By learning to convince well, you can get your boss to put in more energy-efficient vending machines at work. You may be able to convince a wasteful roommate to recycle their soda pop bottles. Go to a townhall meeting and deliver an elegant speech about putting beet juice on the road during the winter instead of rock salt. Write a congressman and influence them to change state-wide policies on emission standards. Convince a manager to let you work from home. The power is yours. Please, use it for good.

This is Dale Carnegie's Summary of His Book:

Fundamental Techniques in Handling People

1. Don't criticize, condemn or complain.

2. Give honest and sincere appreciation.

3. Arouse in the other person an eager want.

Six Ways to Make People Like You

1. Become genuinely interested in other people.

2. Smile.

3. Remember that a person's name is to that person the sweetest and most important sound in an language.

4. Be a good listener. Encourage others to talk about themselves.

5. Talk in terms of the other person's interests.

6. Make the other person feel important—and do it sincerely.

Win People Over To Your Way of Thinking

1. The only way to get the best of an argument is to avoid it.

2. Show respect for the other person's opinions. Never say, "You're wrong."

3. If you are wrong, admit it quickly and emphatically.

4. Begin in a friendly way.

5. Get the other person saying "yes, yes" immediately.

6. Let the other person do a great deal of the talking.

7. Let the other person feel that the idea is his or hers.

8. Try honestly to see things from the other person's point of view.

9. Be sympathetic with the other person's ideas and desires.

10. Appeal to the nobler motives.

11. Dramatize your ideas.

12. Throw down a challenge.

Be a Leader: How to Change People Without Giving Offense or Arousing Resentment

"A leader's job often includes changing your people's attitudes and behavior.
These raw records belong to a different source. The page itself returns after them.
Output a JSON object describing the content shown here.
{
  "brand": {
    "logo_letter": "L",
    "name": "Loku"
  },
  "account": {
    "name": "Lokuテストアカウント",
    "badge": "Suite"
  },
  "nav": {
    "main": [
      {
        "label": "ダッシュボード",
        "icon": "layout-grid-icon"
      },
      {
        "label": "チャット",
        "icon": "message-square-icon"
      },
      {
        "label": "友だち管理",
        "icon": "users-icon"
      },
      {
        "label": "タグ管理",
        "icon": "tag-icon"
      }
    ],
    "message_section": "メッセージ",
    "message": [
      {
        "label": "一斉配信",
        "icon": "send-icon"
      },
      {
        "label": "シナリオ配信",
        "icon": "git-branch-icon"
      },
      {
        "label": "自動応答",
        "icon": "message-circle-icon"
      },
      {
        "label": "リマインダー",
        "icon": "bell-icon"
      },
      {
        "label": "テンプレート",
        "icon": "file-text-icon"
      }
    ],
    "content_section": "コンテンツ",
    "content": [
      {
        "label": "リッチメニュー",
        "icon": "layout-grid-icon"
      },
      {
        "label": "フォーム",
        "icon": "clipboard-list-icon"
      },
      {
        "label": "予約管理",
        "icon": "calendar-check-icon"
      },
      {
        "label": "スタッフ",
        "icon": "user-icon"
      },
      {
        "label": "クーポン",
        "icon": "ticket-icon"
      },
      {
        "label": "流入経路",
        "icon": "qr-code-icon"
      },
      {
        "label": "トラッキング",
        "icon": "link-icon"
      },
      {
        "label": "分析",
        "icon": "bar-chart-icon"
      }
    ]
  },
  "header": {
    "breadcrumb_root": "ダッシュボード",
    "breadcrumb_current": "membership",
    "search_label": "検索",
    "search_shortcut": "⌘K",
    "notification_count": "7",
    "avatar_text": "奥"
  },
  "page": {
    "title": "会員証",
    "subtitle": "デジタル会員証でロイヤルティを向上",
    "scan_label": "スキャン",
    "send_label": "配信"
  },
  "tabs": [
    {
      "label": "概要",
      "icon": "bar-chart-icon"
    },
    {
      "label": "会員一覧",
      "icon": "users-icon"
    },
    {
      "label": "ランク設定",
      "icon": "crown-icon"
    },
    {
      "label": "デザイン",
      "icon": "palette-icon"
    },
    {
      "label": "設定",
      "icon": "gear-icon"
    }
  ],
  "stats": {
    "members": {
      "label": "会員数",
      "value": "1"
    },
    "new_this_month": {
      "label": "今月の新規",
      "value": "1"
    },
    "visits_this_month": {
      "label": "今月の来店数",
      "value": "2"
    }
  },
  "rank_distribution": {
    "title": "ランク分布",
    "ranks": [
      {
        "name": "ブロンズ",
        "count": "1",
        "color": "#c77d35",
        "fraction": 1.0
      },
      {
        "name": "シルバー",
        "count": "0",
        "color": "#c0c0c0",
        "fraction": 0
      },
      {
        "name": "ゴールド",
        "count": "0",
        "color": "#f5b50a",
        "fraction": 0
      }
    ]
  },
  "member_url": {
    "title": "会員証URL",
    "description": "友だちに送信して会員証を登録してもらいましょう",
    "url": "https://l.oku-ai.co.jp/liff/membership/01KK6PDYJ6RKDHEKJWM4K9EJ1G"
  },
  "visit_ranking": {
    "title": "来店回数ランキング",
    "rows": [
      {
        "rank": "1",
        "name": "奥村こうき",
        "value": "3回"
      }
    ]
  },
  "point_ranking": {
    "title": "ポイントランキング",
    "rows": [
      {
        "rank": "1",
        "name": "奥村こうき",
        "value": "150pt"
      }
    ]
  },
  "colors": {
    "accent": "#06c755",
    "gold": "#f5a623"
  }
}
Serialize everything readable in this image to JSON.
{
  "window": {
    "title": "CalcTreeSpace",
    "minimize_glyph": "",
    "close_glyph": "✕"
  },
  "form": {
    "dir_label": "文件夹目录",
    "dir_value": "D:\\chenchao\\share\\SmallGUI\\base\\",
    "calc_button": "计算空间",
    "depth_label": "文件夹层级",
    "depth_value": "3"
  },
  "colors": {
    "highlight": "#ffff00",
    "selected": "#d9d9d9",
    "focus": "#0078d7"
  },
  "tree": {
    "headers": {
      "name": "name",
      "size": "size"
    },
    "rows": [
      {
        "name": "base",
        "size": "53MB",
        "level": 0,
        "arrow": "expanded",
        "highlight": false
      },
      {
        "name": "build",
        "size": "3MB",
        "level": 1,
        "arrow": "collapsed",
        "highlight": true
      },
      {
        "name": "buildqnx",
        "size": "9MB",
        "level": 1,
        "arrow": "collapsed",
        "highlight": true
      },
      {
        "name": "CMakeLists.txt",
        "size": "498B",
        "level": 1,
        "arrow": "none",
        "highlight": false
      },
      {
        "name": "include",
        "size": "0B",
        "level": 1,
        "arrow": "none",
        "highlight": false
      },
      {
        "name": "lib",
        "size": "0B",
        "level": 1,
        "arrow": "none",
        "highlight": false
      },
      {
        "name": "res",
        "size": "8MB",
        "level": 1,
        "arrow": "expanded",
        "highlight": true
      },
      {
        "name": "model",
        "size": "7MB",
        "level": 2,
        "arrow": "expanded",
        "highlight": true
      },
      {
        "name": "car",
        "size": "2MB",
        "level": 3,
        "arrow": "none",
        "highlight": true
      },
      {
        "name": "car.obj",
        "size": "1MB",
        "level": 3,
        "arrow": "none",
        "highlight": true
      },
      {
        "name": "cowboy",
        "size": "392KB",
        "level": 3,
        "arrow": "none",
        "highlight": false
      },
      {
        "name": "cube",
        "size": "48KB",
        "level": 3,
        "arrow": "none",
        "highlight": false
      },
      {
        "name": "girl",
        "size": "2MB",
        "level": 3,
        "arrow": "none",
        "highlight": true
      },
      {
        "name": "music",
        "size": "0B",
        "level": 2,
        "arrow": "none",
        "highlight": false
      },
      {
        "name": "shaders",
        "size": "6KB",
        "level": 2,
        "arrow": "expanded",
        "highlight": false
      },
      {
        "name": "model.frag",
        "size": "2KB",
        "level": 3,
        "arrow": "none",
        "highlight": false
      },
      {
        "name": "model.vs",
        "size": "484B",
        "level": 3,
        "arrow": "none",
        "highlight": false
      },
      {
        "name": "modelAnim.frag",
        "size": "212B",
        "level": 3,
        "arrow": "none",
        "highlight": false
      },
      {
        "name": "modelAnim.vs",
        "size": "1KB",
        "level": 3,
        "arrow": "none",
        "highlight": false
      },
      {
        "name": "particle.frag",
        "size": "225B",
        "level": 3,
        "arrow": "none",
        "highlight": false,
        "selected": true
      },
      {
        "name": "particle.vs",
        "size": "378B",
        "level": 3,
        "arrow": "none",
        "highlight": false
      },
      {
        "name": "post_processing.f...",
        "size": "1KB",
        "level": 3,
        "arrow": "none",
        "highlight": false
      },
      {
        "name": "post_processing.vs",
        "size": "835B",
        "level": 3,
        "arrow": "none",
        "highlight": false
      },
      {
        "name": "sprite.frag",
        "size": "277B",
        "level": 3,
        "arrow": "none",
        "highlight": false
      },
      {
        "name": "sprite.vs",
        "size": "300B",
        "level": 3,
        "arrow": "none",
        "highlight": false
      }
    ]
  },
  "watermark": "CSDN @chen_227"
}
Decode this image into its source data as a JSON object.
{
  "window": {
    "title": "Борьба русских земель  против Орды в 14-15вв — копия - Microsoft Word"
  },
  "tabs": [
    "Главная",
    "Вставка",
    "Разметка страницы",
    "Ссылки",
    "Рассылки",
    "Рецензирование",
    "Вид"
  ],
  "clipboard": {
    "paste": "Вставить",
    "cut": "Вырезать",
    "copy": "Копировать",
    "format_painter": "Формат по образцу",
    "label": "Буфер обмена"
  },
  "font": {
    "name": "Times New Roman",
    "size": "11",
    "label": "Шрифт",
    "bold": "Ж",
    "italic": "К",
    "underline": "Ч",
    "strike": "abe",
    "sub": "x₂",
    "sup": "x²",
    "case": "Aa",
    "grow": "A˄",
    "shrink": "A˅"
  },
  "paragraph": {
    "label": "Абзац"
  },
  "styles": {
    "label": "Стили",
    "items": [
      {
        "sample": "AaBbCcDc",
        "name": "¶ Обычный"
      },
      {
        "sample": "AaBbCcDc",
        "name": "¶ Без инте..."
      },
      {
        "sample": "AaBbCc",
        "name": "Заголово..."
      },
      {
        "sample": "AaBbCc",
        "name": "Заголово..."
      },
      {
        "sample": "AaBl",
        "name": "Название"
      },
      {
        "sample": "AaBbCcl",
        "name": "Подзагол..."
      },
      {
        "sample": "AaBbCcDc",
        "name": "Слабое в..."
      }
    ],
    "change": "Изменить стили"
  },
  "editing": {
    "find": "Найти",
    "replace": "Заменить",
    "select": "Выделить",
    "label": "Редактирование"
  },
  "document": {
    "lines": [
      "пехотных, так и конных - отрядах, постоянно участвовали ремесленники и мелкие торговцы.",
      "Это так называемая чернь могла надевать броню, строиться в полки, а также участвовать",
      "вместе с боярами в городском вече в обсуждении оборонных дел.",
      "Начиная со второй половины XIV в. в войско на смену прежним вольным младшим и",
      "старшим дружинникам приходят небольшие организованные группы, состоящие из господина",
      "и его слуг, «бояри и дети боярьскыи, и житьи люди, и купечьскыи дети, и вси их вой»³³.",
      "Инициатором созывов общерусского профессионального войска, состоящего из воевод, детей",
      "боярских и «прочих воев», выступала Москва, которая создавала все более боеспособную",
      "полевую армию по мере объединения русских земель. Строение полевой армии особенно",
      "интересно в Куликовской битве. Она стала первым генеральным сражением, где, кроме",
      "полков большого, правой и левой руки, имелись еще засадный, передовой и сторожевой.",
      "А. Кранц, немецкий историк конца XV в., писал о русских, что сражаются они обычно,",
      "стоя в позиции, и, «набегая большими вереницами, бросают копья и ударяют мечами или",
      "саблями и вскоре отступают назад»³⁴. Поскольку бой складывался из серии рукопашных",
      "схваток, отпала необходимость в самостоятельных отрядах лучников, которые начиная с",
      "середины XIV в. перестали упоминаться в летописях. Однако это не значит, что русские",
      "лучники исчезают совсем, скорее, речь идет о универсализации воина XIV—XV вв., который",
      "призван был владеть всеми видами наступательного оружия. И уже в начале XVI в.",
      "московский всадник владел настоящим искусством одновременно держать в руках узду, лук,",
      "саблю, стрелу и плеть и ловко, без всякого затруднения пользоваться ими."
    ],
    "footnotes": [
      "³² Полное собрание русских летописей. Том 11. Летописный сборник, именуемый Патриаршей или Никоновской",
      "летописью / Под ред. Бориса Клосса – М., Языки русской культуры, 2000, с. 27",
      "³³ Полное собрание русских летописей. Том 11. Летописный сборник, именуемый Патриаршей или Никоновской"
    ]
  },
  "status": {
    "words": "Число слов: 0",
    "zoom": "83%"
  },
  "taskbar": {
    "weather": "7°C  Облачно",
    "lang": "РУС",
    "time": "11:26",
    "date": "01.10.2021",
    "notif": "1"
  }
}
Some suggestions to accomplish this:"

1. Begin with honest praise and appreciation.

2. Call attention to people's mistakes indirectly.

3. Talk about your own mistakes before criticizing the other person.

4. Ask questions instead of giving direct orders.

5. Let the other person save face.

6. Praise the slightest improvement and praise every improvement. Be "hearty in your approbation and lavish in your praise."

7. Give the other person a fine reputation to live up to.

8. Use Encouragement. Make the fault seem easy to correct.

9. Make the other person happy about doing the thing you suggest.